to go to the IRS for more information about federal taxes
o
Click here
to go to the Oregon Department of Revenue website for information
about state taxes
 If the estate does not have enough money or assets to pay all claims and expenses, you
must pay claims and expenses in the order of priority in
ORS
115.125. You could be
personally liable if the estate does not have enough money and you pay the claims in the
wrong order.
 If Decedent received any government assistance such as Medicaid, the Oregon Health
Plan, food stamps, or welfare benefits, a state agency may have a claim against the estate
 Administrative expenses are usually expenses that arise after the decedent’s death.

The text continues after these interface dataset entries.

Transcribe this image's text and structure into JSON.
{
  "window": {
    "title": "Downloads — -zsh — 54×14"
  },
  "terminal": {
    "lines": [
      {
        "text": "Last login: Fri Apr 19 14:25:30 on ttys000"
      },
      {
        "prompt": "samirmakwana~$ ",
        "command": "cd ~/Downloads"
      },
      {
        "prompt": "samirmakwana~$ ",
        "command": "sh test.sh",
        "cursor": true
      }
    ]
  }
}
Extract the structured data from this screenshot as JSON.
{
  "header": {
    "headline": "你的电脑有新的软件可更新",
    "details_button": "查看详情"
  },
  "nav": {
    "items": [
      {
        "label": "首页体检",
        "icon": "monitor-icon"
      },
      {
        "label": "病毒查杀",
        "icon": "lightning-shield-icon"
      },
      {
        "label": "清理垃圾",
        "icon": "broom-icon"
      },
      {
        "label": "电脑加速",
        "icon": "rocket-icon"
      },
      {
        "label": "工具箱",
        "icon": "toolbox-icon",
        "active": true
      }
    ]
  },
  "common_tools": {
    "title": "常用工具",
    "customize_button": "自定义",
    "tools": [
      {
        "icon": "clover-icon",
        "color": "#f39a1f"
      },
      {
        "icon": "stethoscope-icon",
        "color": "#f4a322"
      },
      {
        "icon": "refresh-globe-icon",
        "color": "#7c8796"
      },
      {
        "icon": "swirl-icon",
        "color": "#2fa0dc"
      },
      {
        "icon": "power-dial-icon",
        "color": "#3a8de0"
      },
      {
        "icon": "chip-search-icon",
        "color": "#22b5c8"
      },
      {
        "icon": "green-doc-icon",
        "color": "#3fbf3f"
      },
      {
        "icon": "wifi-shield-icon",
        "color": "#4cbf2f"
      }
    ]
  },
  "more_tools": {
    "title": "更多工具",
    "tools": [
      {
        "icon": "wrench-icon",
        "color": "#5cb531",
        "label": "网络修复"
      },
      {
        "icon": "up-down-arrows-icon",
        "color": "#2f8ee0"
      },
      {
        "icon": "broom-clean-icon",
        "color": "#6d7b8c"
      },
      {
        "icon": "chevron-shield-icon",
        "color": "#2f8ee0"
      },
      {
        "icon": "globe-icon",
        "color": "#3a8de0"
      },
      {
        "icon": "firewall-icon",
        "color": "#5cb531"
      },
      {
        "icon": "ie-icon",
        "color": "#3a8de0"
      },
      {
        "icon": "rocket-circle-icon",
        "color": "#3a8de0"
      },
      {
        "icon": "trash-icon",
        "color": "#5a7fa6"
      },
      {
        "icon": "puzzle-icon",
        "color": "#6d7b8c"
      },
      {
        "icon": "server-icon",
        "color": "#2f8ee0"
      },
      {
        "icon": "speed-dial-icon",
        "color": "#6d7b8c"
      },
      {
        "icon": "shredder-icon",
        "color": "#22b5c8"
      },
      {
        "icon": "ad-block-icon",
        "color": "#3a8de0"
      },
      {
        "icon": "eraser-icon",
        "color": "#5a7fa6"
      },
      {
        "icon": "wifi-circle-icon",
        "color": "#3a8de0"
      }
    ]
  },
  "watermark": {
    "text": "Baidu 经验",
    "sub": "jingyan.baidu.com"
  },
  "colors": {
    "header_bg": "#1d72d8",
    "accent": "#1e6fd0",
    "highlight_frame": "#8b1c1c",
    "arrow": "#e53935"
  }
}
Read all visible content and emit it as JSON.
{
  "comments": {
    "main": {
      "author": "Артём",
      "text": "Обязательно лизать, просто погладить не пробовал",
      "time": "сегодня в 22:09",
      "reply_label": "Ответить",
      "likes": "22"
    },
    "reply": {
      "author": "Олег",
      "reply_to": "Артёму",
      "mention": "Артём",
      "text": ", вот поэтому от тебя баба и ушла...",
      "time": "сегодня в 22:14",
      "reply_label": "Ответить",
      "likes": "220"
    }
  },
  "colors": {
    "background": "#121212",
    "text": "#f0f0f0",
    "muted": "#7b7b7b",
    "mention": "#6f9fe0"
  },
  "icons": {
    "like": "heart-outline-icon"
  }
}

Examples include the filing fee for this Affidavit, lawyer fees, cost of preparing tax
returns and buying death certificates, costs to maintain or prepare assets for sale, etc.
Disputed Claims
 If you believe a claim is not valid, you must deny it in writing. Enter it as a ‘disputed
claim’. For example, a claim for services you believe were not rendered to Decedent,
claims you believe were already paid, or claims for more than Decedent agreed to pay.
 You cannot enter a claim as ‘disputed’ just because the estate does not have enough
assets to pay it.
 You must deny in writing claims that are not presented on time. See
ORS 114.540(1)(a)
for the time deadlines, usually within four months of the date of filing the Affidavit or
amended Affidavit.
How to Deny Claims
 You must give notice of denial of claim within 60 days after the claim is presented to you.
If you don’t, the claim is considered allowed. If you allow a claim that is invalid, you
could be personally liable.
 Mail or deliver notice that you are denying the claim to the person who filed the claim
and their lawyer, if any. You can deny all or part of the claim. The notice must state the
reason for denial and include other information required by
ORS
114.540(2).
A creditor can ask the court for a “summary determination” of a claim. The court will hold a
hearing unless you and the creditor reach an agreement about the claim. See
ORS
114.540.
Before distributing the estate assets, you must wait until
(1) 4 months have passed after the date the Affidavit, or the latest-filed amended Affidavit,
was filed
AND
(2) all claims, expenses, and taxes have been paid
Small Estate Affidavit – Instructions
Page 5 of 7
(May 2021)
Page of 17